The Tiled Reredos in St Peter’s Church,¹ Hornblotton, Somerset has often been referred to as by William De Morgan. I live hereby and know the church well. I doubted the attribution but never took it any further until The De Morgan Foundation asked me what I knew of the tiles.
Thus inspired, I investigated the records of the building of the church, 1872-74, kept in the Somerset County Archive. Among the interesting papers – low and behold – a receipt for £12 from William De Morgan – all doubt cast aside, a wonderful, incriminating, innocent slip of paper, William has received £12 for executing the tile panels.³
The very beginning of his tile making at Chelsea and not what we are used to seeing – tile panels with the evangelists in landscape, but closer to his stained glass designs and in particular to his painted panels in the Philip Webb cabinet in the William Morris Gallery.² The flowers and leaves arranged in blocks of four are surely precursors to Morris/De Morgan flower tiles as in rose trellis. The red cross is probably the most significant feature, copper lustre foliate wave pattern with crinkly edges as found on De Morgan vases. The tiles are tin glazed, difficult to determine their origin as it is difficult to make a close inspection. What a gem! The church is open daily, do try and visit, a defining moment for William’s tiles – floral patterns, painted figures and copper lustre in a magical Arts and Crafts setting.
¹ By the Arts and Crafts architect T G Jackson and at the behest of the rector, Godfrey Thring and his wife
² William De Morgan by William Gaunt and M D E Clayton-Stamm, Studio Vista 1971, page 142
³ Not that I discovered the receipt, it had already been recorded by Lynn Pearson of TACS.
By Richard Dennis
Following a steep learning curve in the rough and tumble of the London antique markets and a year in Paris exporting art glass to the USA, Richard took a job sweeping up at Sothebys in 1959. He went on to fill a vacancy in the ceramic and glass department under the legendary Jim Kiddell. Richard feels that his most significant contribution during his time at the auction house was to persuade the hierarchy to accept Tiffany and Galle glass for auction.

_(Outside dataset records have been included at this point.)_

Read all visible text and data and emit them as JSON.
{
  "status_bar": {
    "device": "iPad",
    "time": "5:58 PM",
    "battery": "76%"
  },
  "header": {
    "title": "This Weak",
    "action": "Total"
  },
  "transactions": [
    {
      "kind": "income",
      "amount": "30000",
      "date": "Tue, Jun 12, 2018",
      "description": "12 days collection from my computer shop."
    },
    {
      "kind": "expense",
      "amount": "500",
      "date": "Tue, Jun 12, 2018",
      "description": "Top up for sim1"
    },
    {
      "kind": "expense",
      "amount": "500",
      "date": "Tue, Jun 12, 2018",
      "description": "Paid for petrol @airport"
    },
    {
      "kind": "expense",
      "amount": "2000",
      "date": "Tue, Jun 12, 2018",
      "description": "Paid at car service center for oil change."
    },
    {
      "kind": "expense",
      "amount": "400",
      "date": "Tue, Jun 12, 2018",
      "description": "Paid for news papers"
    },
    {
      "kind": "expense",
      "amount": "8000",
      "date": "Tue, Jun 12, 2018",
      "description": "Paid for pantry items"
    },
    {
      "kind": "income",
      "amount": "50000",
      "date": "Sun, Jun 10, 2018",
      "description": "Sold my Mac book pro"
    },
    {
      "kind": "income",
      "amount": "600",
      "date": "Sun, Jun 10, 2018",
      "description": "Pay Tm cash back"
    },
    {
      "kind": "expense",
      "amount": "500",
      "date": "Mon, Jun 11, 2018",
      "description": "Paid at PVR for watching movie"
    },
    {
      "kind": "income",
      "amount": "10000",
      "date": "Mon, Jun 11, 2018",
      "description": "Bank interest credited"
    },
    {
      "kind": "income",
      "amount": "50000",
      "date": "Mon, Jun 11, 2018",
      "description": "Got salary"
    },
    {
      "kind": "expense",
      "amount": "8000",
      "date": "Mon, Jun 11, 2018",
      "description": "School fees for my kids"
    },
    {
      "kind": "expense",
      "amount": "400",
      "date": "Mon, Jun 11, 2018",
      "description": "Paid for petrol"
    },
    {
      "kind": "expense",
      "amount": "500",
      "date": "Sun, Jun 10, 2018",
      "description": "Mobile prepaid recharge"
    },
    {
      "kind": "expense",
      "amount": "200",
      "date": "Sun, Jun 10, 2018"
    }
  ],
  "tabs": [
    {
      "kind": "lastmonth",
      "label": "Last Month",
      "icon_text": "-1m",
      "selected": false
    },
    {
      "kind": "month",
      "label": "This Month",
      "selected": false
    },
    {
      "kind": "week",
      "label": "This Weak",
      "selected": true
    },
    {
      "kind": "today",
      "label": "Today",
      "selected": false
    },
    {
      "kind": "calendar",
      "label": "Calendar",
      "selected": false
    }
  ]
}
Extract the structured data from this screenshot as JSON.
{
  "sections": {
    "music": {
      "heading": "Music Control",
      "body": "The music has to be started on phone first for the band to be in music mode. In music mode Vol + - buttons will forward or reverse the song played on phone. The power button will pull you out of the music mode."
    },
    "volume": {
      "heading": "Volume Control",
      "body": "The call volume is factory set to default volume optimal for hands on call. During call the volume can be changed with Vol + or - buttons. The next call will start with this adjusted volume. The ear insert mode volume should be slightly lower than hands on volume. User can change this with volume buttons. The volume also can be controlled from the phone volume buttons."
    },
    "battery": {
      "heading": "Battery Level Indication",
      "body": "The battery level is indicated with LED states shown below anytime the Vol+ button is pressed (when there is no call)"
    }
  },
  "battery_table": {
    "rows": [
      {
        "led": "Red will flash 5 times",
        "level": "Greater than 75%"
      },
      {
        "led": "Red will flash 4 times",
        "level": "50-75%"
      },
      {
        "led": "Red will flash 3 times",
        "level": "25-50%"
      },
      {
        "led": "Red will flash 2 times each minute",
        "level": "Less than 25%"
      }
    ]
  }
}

In 1965 he branched out on his own and embarked on an extended trip to South America selling Edwardian silver, returning with antique French glass paperweights. This gave him the means to open the shop in Kensington Church Street selling antique glass. Gradually Richard’s interest in Victorian ceramics took over and with the first exhibition of Doulton Stoneware in 1971 his catalogues evolved into books which were accompanied by specialised exhibitions.
David Burnham-Smith was the restorer at large who, with great skill, rose to each challenge – for the Parian Exhibition he developed a parian body and modelled little fingers and toes, pinned to the figures. Wherever there was a neglected area of collecting, or a need to publish original research, Richard was eager to fill the void. Some of the eighty-odd Dennis catalogues and books are labours of love for both author and publisher. Some are standard reference books and, inevitably, there were those ‘which got away’. “I was building up to a Clarice Cliff catalogue but was beaten to the post by the Brighton Exhibition. Wrongly I thought, “too late” – how many books on Clarice since then?”
Richard sees each book as a jigsaw of information and illustrations written for the collector, the dealer and the auctioneer. The tradition of Dennis Publications’ comprehensive photography has been continued by his son, Magnus, a professional photographer who, because he is a family member, has been persuaded to balance precariously on ladders, work in freezing factories and, memorably, in rain-sodden Paris. Each book holds special memories: introducing the Martin brothers’ descendants to each other; filling Chelsea Town Hall with parian; discovering that ‘WM’ at the base of a vase stood for William Moorcroft; being astonished by the Burgess and Leigh archive; spending thirty years searching for Moyr Smith tile designs et al.
He has the eye of the collector – recording the different colourways of Rex Whistler’s ‘Clovelly’, or reproducing all known De Morgan designs. The next printing of Poole Pottery will be the fourth, each an updated edition; The Martin Brothers, a fascinating story by Malcolm Haslam, is still in stock after thirty years, much to the frustration of Richard’s accountant!
Encouraging existing British pottery factories and studios is now what interests him most: publicising the importance of conserving the Burgess & Leigh Pottery (England’s last chance to save a working Victorian Pottery); recently publishing Emma Bridgewater, an uplifting story of a thriving pottery, already a collectable; promoting the work of Studio potters such as Maureen Minchin, Amanda Popham, Laurence McGowan who have each had Richard Dennis exhibitions.f
Discovering unappreciated Moorcroft pottery in the 1960s inspired the publication of the first book with Paul Atterbury in 1973, and helping to run Moorcroft Pottery from 1986-92 was a defining period for him, manufacturing pottery for the collectors’ market. He now helps to run Dennis Chinaworks, his wife, Sally Tuffin’s Pottery, utilising their Victorian stables and nurturing talent in rural Somerset – a longheld dream.
What of the future? “More books and more pots!”